Journalists are prone to making implausible dietary claims and give too much weight to preliminary research. This is especially true in articles about diet, which often fall into the fad of "quirky quick fixes" that can mislead the public. Take the recent article in the Express that claimed paprika could prevent the development of cancer. While the results are meaningless, the article's headline and author's biomarker content were widely ridiculed.
Moreover, many journalists use conflicting health study results to promote their own agenda, which is not helpful for the public's confidence in science. This is especially true if the results are contradictory and the real causal effect is negligible. Instead of focusing on conflicting results, journalists should focus on a single study that does not contain competing dietary claims. A good starting point for evaluating dietary health claims is the Sanders/Goldacre study. However, it is important to recognize the limitations of this study.
The term "quackery" refers to claims that are either completely false or minimize the benefits and risks of a product or practice. The claims of quackery are often misleading and may lead consumers to believe in harmful treatments that are not recommended by reputable medical authorities. The fact is that no product or practice can guarantee a cure for cancer. Therefore, it is best to be skeptical of dietary claims made by quacks.

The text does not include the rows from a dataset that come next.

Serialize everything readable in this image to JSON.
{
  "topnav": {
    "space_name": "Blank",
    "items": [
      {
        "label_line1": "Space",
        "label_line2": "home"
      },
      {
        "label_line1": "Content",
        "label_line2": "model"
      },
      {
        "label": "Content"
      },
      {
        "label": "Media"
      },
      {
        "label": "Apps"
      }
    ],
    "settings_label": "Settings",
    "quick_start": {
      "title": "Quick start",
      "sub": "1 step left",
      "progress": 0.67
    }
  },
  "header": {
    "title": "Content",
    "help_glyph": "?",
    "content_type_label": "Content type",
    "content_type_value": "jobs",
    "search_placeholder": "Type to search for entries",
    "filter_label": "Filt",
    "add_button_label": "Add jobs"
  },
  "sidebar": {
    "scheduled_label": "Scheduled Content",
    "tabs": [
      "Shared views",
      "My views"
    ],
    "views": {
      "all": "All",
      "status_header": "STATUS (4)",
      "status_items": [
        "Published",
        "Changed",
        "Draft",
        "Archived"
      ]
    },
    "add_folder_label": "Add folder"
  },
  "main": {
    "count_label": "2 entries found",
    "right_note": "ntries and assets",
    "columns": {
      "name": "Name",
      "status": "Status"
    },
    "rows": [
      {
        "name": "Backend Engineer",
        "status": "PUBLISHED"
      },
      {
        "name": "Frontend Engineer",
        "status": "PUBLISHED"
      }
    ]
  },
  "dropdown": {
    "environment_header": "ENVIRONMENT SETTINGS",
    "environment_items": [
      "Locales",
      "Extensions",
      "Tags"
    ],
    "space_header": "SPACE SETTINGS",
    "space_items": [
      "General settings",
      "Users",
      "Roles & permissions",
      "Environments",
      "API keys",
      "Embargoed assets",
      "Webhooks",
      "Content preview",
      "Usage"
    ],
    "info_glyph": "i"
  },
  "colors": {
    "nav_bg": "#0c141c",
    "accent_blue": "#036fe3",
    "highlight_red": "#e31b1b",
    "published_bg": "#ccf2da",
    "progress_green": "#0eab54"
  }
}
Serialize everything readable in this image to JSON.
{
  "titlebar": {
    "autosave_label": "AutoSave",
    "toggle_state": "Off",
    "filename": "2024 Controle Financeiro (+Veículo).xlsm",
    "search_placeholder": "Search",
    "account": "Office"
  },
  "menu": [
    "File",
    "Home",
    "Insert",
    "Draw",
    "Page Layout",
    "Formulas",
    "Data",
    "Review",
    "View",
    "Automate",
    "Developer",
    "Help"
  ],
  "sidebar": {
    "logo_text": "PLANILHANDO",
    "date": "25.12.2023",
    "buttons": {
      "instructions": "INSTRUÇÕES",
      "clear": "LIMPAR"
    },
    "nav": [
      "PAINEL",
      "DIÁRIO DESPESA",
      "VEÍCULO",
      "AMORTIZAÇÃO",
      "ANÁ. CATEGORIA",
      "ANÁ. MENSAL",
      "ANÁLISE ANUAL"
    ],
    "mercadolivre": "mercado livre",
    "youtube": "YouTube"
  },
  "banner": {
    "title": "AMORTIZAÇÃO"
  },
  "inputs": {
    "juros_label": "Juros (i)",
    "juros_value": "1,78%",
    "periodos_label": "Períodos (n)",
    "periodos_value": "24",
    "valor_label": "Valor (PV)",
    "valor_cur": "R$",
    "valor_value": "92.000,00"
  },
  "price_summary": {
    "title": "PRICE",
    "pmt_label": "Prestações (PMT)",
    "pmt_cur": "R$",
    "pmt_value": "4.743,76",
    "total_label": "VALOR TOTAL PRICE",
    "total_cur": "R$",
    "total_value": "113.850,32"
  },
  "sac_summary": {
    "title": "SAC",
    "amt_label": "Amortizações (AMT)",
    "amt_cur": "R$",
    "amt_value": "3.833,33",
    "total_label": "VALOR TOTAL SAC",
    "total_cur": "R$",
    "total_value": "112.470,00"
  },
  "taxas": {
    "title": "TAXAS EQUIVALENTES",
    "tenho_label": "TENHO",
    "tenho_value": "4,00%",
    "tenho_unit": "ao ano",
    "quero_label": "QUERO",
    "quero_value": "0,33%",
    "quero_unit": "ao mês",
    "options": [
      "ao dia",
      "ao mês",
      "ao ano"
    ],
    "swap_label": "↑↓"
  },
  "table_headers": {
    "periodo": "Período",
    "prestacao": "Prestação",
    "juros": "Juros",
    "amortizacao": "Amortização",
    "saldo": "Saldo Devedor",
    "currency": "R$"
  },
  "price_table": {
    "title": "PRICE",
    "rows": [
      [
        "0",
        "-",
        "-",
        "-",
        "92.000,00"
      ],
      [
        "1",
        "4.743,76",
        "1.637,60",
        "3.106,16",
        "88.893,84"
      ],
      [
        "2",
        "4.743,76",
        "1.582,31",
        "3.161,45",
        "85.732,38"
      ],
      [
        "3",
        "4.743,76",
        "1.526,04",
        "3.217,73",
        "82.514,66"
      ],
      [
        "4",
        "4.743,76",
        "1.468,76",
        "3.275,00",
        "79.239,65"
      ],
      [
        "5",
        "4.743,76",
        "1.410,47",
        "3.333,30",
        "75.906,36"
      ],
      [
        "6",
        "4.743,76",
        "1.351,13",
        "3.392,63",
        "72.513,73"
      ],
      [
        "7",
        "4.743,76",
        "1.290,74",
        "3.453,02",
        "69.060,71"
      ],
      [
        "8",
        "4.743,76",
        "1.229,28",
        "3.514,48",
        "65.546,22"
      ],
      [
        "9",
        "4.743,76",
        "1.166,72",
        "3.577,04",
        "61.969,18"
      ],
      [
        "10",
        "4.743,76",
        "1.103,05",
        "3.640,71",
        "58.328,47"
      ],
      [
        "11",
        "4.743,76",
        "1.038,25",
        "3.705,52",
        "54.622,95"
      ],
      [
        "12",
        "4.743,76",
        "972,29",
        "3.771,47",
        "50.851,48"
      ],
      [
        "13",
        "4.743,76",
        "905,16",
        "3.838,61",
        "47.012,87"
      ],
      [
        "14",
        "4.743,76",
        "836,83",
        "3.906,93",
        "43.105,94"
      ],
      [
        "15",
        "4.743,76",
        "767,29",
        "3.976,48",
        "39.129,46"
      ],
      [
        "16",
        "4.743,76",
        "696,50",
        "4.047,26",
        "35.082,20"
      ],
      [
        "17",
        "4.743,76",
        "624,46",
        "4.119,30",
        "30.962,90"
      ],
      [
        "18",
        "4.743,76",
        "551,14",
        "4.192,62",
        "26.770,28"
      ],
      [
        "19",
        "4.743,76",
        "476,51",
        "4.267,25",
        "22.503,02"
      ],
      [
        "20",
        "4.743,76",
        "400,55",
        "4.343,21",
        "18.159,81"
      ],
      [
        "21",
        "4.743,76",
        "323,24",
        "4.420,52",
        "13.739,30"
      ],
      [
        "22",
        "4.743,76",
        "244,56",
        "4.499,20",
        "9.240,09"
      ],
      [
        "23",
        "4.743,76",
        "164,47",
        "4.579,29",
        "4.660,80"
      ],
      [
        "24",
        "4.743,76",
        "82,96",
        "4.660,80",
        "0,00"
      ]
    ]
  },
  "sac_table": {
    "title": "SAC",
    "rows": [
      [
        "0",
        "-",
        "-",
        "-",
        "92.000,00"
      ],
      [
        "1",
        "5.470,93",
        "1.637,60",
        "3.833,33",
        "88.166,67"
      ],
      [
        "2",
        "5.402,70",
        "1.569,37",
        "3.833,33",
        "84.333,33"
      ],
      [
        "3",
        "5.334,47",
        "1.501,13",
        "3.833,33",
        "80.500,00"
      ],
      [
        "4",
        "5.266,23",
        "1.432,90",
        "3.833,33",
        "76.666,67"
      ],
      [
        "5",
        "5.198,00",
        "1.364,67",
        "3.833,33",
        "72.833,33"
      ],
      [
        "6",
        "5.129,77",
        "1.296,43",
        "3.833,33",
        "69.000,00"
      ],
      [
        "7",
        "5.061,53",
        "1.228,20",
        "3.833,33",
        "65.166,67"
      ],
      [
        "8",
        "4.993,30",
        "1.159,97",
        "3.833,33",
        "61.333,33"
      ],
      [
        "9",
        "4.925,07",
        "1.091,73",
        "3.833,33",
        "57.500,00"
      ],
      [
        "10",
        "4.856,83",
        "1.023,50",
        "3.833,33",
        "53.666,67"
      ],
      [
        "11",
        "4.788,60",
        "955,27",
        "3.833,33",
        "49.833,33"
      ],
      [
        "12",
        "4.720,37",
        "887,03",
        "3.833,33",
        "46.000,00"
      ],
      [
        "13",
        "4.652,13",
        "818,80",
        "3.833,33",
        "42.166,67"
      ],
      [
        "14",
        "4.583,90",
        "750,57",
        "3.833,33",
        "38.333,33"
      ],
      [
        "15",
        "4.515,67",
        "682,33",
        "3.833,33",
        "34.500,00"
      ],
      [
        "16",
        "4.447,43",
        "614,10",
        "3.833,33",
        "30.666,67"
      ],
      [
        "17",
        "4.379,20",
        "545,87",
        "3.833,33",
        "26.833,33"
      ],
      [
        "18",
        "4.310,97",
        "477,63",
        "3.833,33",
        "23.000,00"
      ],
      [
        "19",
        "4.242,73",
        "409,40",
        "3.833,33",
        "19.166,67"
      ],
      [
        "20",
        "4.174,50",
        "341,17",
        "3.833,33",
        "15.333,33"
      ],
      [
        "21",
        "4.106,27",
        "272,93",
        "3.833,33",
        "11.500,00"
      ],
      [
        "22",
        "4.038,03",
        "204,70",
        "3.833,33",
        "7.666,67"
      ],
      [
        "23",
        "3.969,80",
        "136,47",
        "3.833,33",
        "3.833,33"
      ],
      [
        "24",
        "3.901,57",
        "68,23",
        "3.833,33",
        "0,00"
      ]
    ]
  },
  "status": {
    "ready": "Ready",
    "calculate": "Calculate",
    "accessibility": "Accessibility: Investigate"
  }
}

Making sense of dietary news
We are constantly bombarded with a vast amount of information, including dietary news and scientific studies. It can be difficult to know which information to trust, and which ones are simply misinformation. To make sense of nutrition research news, you should look for the who, what, when, and where of the articles. Check out who owns or runs the site. Also, check out the purpose of the website. Do the authors and experts have their own opinions on the subject?